# Task instructions
Lines from the one containing "Transcribe this image's" through the last line of the records below are to be repeated exactly.

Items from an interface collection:
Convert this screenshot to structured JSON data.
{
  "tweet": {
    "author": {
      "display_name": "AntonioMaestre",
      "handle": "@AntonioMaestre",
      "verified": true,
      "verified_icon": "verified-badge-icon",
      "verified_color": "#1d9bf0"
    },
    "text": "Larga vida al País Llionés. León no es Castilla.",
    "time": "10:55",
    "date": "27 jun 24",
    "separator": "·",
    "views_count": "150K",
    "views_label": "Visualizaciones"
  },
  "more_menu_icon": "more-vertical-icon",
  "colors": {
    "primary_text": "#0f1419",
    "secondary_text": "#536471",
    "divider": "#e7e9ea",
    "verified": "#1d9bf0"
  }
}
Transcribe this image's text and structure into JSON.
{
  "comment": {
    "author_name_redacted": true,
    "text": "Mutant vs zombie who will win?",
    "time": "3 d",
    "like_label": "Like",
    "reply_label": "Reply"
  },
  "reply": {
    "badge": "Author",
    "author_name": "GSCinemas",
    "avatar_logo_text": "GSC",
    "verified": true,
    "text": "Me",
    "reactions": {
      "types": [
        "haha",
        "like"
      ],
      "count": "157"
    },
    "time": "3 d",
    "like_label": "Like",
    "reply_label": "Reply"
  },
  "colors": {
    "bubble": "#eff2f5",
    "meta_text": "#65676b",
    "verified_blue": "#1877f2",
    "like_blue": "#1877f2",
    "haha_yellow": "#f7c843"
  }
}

# Answer section
Transcribe this image's text and structure into JSON.
{
  "comment": {
    "author_name_redacted": true,
    "text": "Mutant vs zombie who will win?",
    "time": "3 d",
    "like_label": "Like",
    "reply_label": "Reply"
  },
  "reply": {
    "badge": "Author",
    "author_name": "GSCinemas",
    "avatar_logo_text": "GSC",
    "verified": true,
    "text": "Me",
    "reactions": {
      "types": [
        "haha",
        "like"
      ],
      "count": "157"
    },
    "time": "3 d",
    "like_label": "Like",
    "reply_label": "Reply"
  },
  "colors": {
    "bubble": "#eff2f5",
    "meta_text": "#65676b",
    "verified_blue": "#1877f2",
    "like_blue": "#1877f2",
    "haha_yellow": "#f7c843"
  }
}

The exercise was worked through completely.